From that point on, nature’s largely appeared in pop-consciousness as a place of refuge from the corrupting elements of the city (CONCRETE = EVIL, DAISY CHAINS = GOOD), a place of spiritual solace rather than toil and irreplacable loss. This may seem a natural sentiment for us today but we have to remember that, mere decades before, most people had to scrape their living from an incredibly ungenerous-seeming soil. So why was there such a quick turnaround? Partially, I think, because people ultimately had cozy warm homes to get back to – they could experience the positive elements of the natural world without facing the same consequences their ancestors had to put up with. They could put the great outdoors into a figurative little box and visit it when they needed a bit of refreshment, a kinda break from it all.
Basically, people could appreciate nature when it stopped being such a threat to their daily existence, their status quo. Herzog’s notes shook me because they’re a reminder that the jungle is no Hallmark card, regardless of what Disney’s The Jungle Book or Tarzan would have us believe. “Red in tooth and claw,” Tennyson called it.
Where things start getting sticker is when the same process of cultural rehabilitation starts happening with people. Another example: think of the popular image of the First Nations and Aboriginal peoples in North America – in the past they were cast as villains in stories of White European settlers, as the enemies of progress and the terror of poor, defenseless settlers just trying to get by without getting scalped. Movies like Pocahontas, Dances with Wolves and even Avatar could only be made years after the “threat” had been eradicated.

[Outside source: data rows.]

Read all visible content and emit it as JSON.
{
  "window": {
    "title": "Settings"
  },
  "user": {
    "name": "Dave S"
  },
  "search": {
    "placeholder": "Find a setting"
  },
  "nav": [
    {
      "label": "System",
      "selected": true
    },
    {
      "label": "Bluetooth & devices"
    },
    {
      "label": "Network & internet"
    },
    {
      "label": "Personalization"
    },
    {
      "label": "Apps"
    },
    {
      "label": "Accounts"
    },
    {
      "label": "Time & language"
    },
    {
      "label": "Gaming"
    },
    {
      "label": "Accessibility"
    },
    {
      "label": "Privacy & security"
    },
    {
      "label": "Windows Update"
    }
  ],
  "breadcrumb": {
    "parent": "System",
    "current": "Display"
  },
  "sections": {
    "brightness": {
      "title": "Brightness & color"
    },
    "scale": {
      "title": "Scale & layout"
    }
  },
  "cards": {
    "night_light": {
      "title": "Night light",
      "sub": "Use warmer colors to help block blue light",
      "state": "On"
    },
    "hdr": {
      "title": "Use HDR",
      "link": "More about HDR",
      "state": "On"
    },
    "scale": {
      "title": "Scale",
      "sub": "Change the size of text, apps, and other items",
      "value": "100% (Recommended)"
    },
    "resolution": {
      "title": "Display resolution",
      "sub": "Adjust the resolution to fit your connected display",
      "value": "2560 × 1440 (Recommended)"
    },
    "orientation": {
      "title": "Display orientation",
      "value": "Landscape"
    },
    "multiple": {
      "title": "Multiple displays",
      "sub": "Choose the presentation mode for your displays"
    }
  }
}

When a culture is at war with another culture, our ability to assess each other with objectivity, compassion or nuance kinda goes out the window:
So where is this all going? Well, I’m wondering if maybe religion is currently able to be tentatively approached by the pop-culture machine because now, as compared to before, it isn’t perceived as such a challenge to the status quo anymore.
Tune in to the upcoming Part II for more shots in the dark of why this is, why it’s significant and what it might for the creation of spiritual art in today’s world.
*H.P. Lovecraft built his posthumous fame on stories about massive god-monsters whose tendency to wreak madness and destruction on all universes known and unknown is postponed only by temporary bouts of beauty sleep.
**these are both quotes from Wordsworth, but you don’t need to read very far to find some similar sentiments from Coleridge, Blake, Byron or the Shelleys.
***which is a fantasticly well-made film, even if it takes liberties with the true story of its protagonist. But one can only handle the cult of Christopher McCandless for so long before one’s patience runs its course.
Josh Nadeau lives in Russia and, when not teaching or writing, may be found winter cycling, hitchhiking or engaged in general shenanigans. He hopes, when he’s older, to maintain a sense of awe.